TRY IT >> Copy out the entries exactly. Print them in full.

------------------------------------------------------------------------

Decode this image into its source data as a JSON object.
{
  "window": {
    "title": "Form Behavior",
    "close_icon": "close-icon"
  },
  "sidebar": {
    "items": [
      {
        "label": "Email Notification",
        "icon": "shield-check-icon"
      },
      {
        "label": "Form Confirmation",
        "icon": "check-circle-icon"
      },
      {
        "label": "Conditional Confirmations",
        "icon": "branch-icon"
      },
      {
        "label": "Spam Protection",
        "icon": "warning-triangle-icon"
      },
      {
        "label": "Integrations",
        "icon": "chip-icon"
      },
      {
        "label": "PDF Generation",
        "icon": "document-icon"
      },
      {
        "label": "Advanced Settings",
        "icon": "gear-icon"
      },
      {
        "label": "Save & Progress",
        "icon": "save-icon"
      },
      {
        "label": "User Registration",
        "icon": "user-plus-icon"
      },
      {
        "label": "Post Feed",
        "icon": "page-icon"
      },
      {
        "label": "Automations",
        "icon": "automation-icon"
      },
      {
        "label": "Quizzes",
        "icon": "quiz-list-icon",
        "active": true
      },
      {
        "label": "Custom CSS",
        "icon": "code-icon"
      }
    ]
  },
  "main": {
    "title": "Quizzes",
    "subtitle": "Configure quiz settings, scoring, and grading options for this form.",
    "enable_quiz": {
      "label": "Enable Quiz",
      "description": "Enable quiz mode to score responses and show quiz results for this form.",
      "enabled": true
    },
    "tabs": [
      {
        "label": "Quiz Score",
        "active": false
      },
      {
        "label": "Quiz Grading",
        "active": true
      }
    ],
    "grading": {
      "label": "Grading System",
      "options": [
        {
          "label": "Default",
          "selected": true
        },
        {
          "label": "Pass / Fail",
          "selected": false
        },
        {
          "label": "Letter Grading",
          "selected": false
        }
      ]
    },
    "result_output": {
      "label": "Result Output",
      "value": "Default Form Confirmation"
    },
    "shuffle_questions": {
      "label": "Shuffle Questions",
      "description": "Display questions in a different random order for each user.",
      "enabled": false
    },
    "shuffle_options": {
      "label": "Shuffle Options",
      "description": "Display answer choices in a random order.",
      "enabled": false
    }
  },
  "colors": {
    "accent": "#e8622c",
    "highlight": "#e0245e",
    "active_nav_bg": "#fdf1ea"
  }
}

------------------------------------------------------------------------

TASK RESPONSE >>
Decode this image into its source data as a JSON object.
{
  "window": {
    "title": "Form Behavior",
    "close_icon": "close-icon"
  },
  "sidebar": {
    "items": [
      {
        "label": "Email Notification",
        "icon": "shield-check-icon"
      },
      {
        "label": "Form Confirmation",
        "icon": "check-circle-icon"
      },
      {
        "label": "Conditional Confirmations",
        "icon": "branch-icon"
      },
      {
        "label": "Spam Protection",
        "icon": "warning-triangle-icon"
      },
      {
        "label": "Integrations",
        "icon": "chip-icon"
      },
      {
        "label": "PDF Generation",
        "icon": "document-icon"
      },
      {
        "label": "Advanced Settings",
        "icon": "gear-icon"
      },
      {
        "label": "Save & Progress",
        "icon": "save-icon"
      },
      {
        "label": "User Registration",
        "icon": "user-plus-icon"
      },
      {
        "label": "Post Feed",
        "icon": "page-icon"
      },
      {
        "label": "Automations",
        "icon": "automation-icon"
      },
      {
        "label": "Quizzes",
        "icon": "quiz-list-icon",
        "active": true
      },
      {
        "label": "Custom CSS",
        "icon": "code-icon"
      }
    ]
  },
  "main": {
    "title": "Quizzes",
    "subtitle": "Configure quiz settings, scoring, and grading options for this form.",
    "enable_quiz": {
      "label": "Enable Quiz",
      "description": "Enable quiz mode to score responses and show quiz results for this form.",
      "enabled": true
    },
    "tabs": [
      {
        "label": "Quiz Score",
        "active": false
      },
      {
        "label": "Quiz Grading",
        "active": true
      }
    ],
    "grading": {
      "label": "Grading System",
      "options": [
        {
          "label": "Default",
          "selected": true
        },
        {
          "label": "Pass / Fail",
          "selected": false
        },
        {
          "label": "Letter Grading",
          "selected": false
        }
      ]
    },
    "result_output": {
      "label": "Result Output",
      "value": "Default Form Confirmation"
    },
    "shuffle_questions": {
      "label": "Shuffle Questions",
      "description": "Display questions in a different random order for each user.",
      "enabled": false
    },
    "shuffle_options": {
      "label": "Shuffle Options",
      "description": "Display answer choices in a random order.",
      "enabled": false
    }
  },
  "colors": {
    "accent": "#e8622c",
    "highlight": "#e0245e",
    "active_nav_bg": "#fdf1ea"
  }
}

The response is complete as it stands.